EXTRACTED RECORDS.
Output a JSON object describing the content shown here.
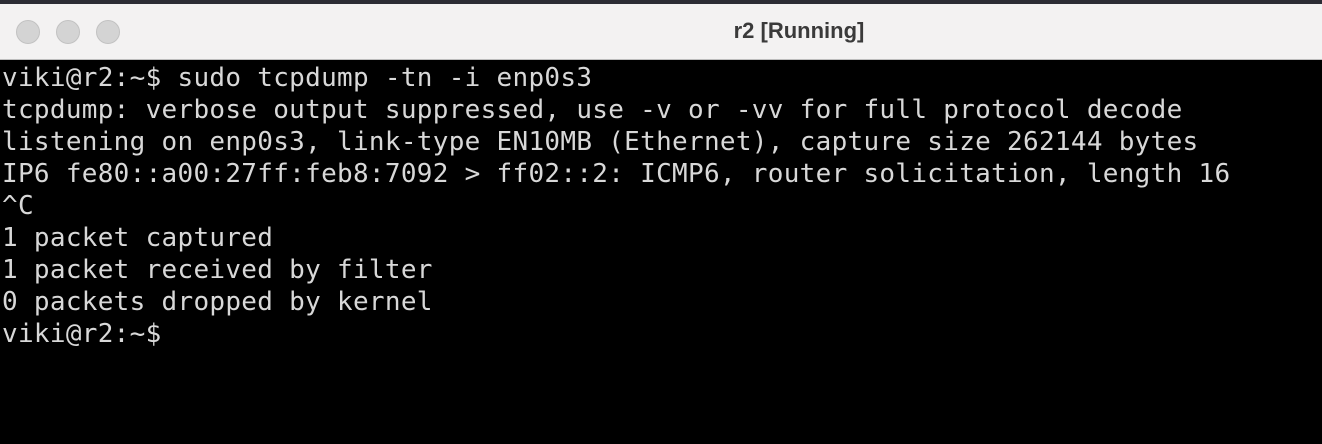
{
  "window": {
    "title": "r2 [Running]"
  },
  "terminal": {
    "lines": [
      "viki@r2:~$ sudo tcpdump -tn -i enp0s3",
      "tcpdump: verbose output suppressed, use -v or -vv for full protocol decode",
      "listening on enp0s3, link-type EN10MB (Ethernet), capture size 262144 bytes",
      "IP6 fe80::a00:27ff:feb8:7092 > ff02::2: ICMP6, router solicitation, length 16",
      "^C",
      "1 packet captured",
      "1 packet received by filter",
      "0 packets dropped by kernel",
      "viki@r2:~$"
    ]
  },
  "colors": {
    "background": "#000000",
    "text": "#d8d8d8",
    "titlebar": "#f3f2f2"
  }
}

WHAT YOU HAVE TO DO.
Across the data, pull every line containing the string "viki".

THE COMPLETED TASK.
      "viki@r2:~$ sudo tcpdump -tn -i enp0s3",
      "viki@r2:~$"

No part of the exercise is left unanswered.